**REQUIRED ACTION**
Output the full listing below exactly as it reads, and skip anything that is a picture.

**AVAILABLE DATA**

________

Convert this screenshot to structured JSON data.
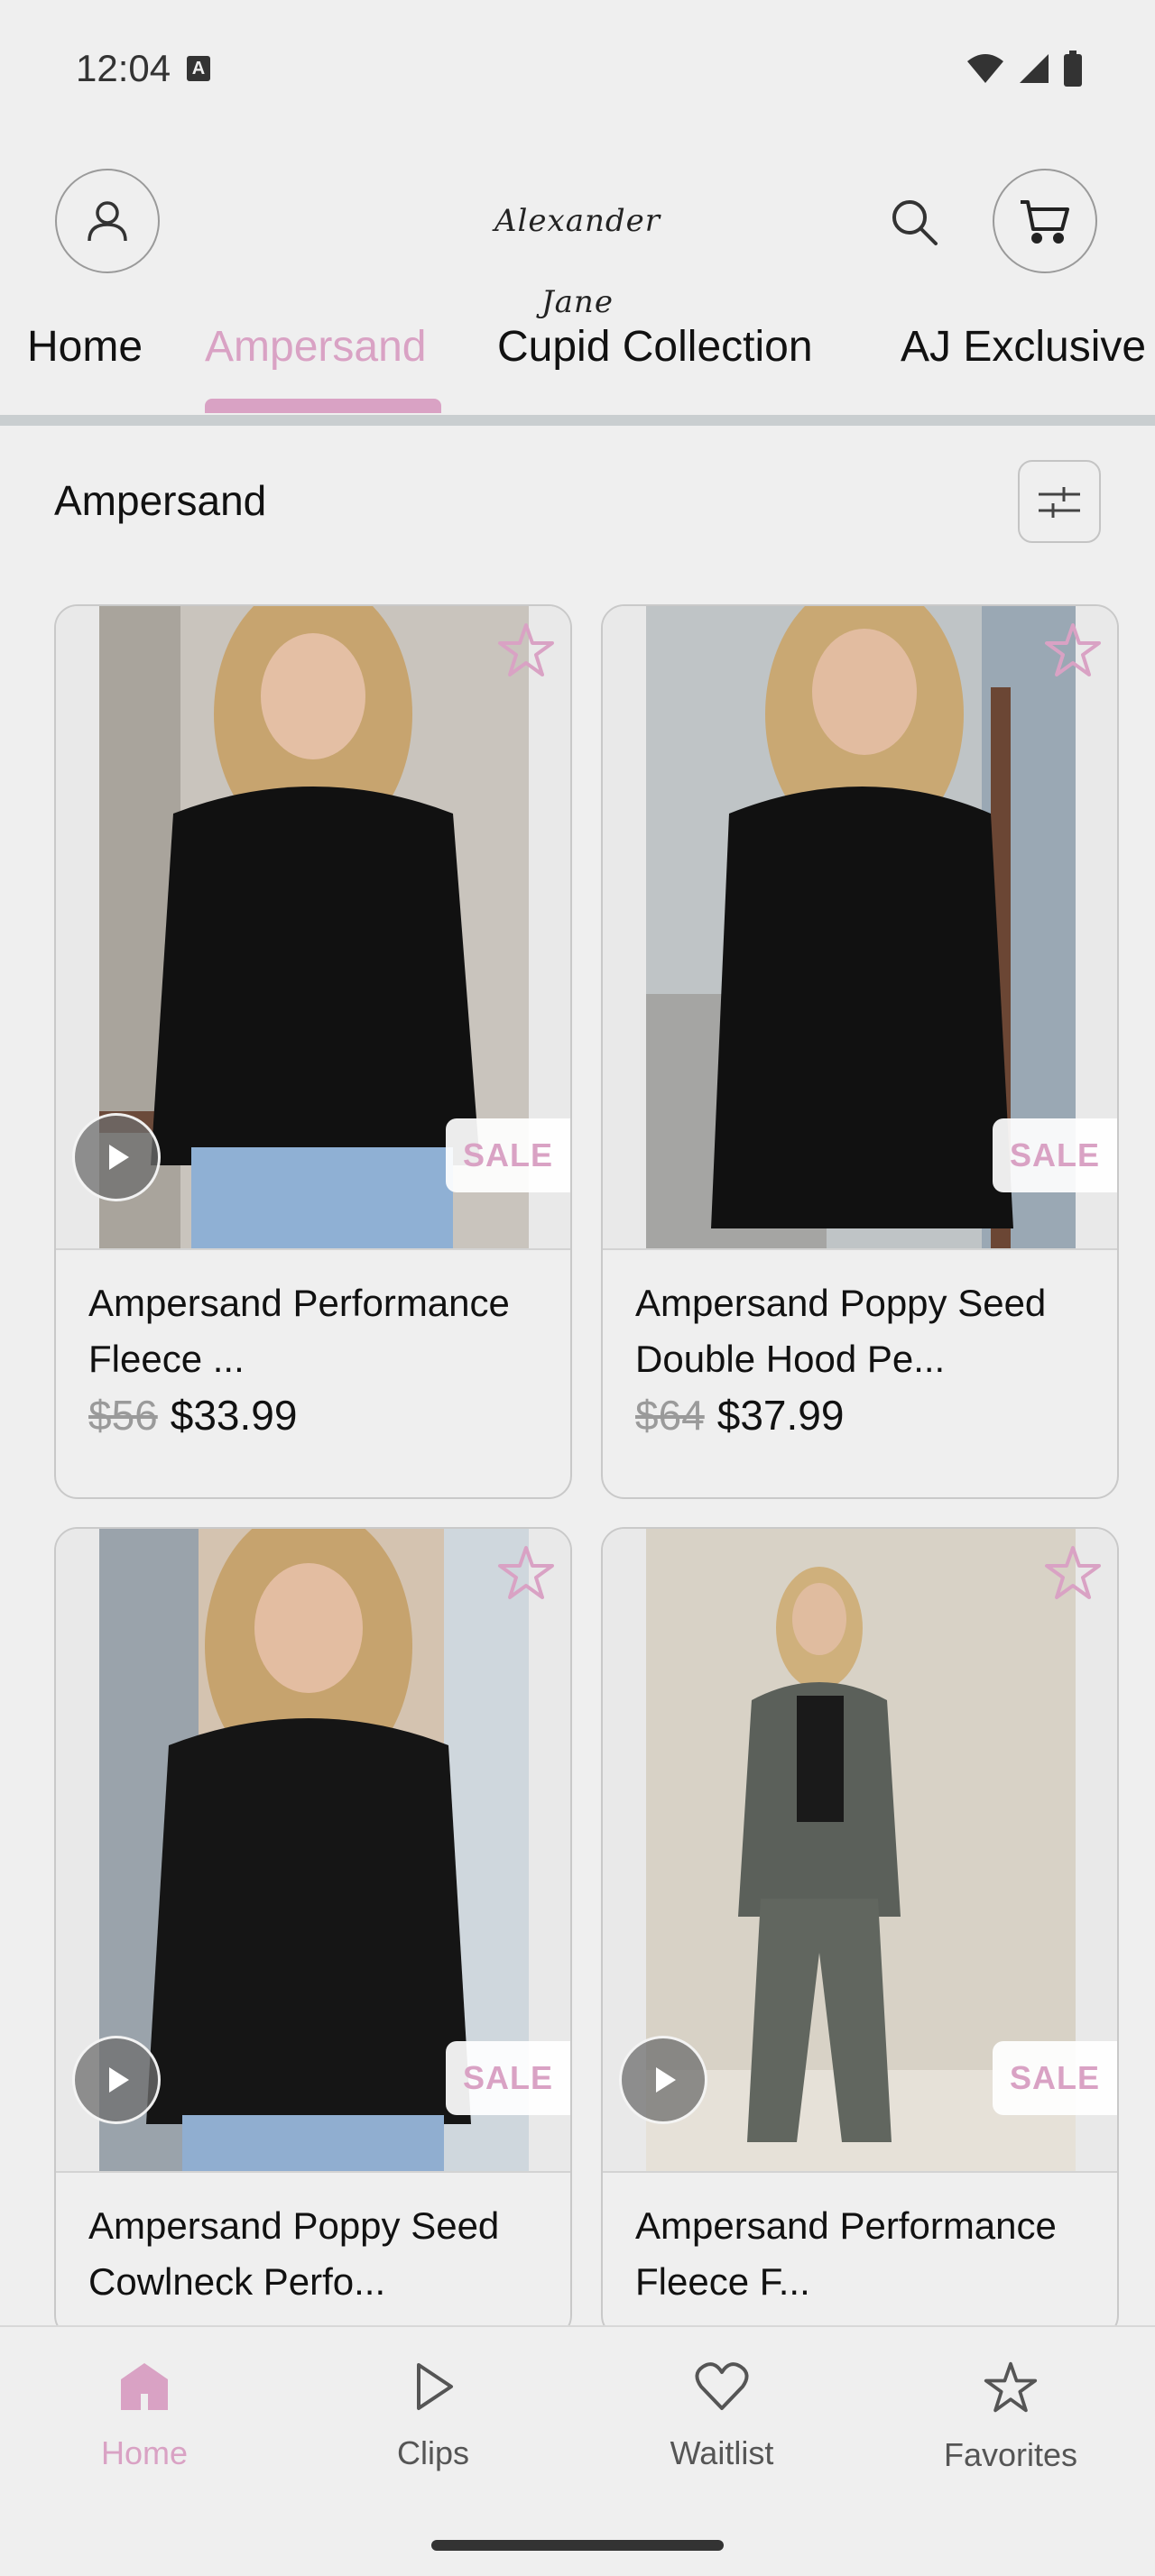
{
  "status_bar": {
    "time": "12:04",
    "notification_icon": "A"
  },
  "header": {
    "brand": "Alexander Jane",
    "profile_icon": "person-icon",
    "search_icon": "search-icon",
    "cart_icon": "cart-icon"
  },
  "tabs": [
    {
      "label": "Home",
      "active": false
    },
    {
      "label": "Ampersand",
      "active": true
    },
    {
      "label": "Cupid Collection",
      "active": false
    },
    {
      "label": "AJ Exclusive",
      "active": false
    }
  ],
  "section": {
    "title": "Ampersand",
    "filter_icon": "filter-sliders-icon"
  },
  "products": [
    {
      "name": "Ampersand Performance Fleece ...",
      "old_price": "$56",
      "price": "$33.99",
      "badge": "SALE",
      "has_video": true,
      "top_color": "#111111"
    },
    {
      "name": "Ampersand Poppy Seed Double Hood Pe...",
      "old_price": "$64",
      "price": "$37.99",
      "badge": "SALE",
      "has_video": false,
      "top_color": "#111111"
    },
    {
      "name": "Ampersand Poppy Seed Cowlneck Perfo...",
      "badge": "SALE",
      "has_video": true,
      "top_color": "#151515"
    },
    {
      "name": "Ampersand Performance Fleece F...",
      "badge": "SALE",
      "has_video": true,
      "top_color": "#5b605a"
    }
  ],
  "bottom_nav": [
    {
      "label": "Home",
      "icon": "home-icon",
      "active": true
    },
    {
      "label": "Clips",
      "icon": "play-icon",
      "active": false
    },
    {
      "label": "Waitlist",
      "icon": "heart-icon",
      "active": false
    },
    {
      "label": "Favorites",
      "icon": "star-icon",
      "active": false
    }
  ],
  "colors": {
    "accent": "#d9a2c4",
    "background": "#efefef"
  }
}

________

**ANSWER SPACE**
Convert this screenshot to structured JSON data.
{
  "status_bar": {
    "time": "12:04",
    "notification_icon": "A"
  },
  "header": {
    "brand": "Alexander Jane",
    "profile_icon": "person-icon",
    "search_icon": "search-icon",
    "cart_icon": "cart-icon"
  },
  "tabs": [
    {
      "label": "Home",
      "active": false
    },
    {
      "label": "Ampersand",
      "active": true
    },
    {
      "label": "Cupid Collection",
      "active": false
    },
    {
      "label": "AJ Exclusive",
      "active": false
    }
  ],
  "section": {
    "title": "Ampersand",
    "filter_icon": "filter-sliders-icon"
  },
  "products": [
    {
      "name": "Ampersand Performance Fleece ...",
      "old_price": "$56",
      "price": "$33.99",
      "badge": "SALE",
      "has_video": true,
      "top_color": "#111111"
    },
    {
      "name": "Ampersand Poppy Seed Double Hood Pe...",
      "old_price": "$64",
      "price": "$37.99",
      "badge": "SALE",
      "has_video": false,
      "top_color": "#111111"
    },
    {
      "name": "Ampersand Poppy Seed Cowlneck Perfo...",
      "badge": "SALE",
      "has_video": true,
      "top_color": "#151515"
    },
    {
      "name": "Ampersand Performance Fleece F...",
      "badge": "SALE",
      "has_video": true,
      "top_color": "#5b605a"
    }
  ],
  "bottom_nav": [
    {
      "label": "Home",
      "icon": "home-icon",
      "active": true
    },
    {
      "label": "Clips",
      "icon": "play-icon",
      "active": false
    },
    {
      "label": "Waitlist",
      "icon": "heart-icon",
      "active": false
    },
    {
      "label": "Favorites",
      "icon": "star-icon",
      "active": false
    }
  ],
  "colors": {
    "accent": "#d9a2c4",
    "background": "#efefef"
  }
}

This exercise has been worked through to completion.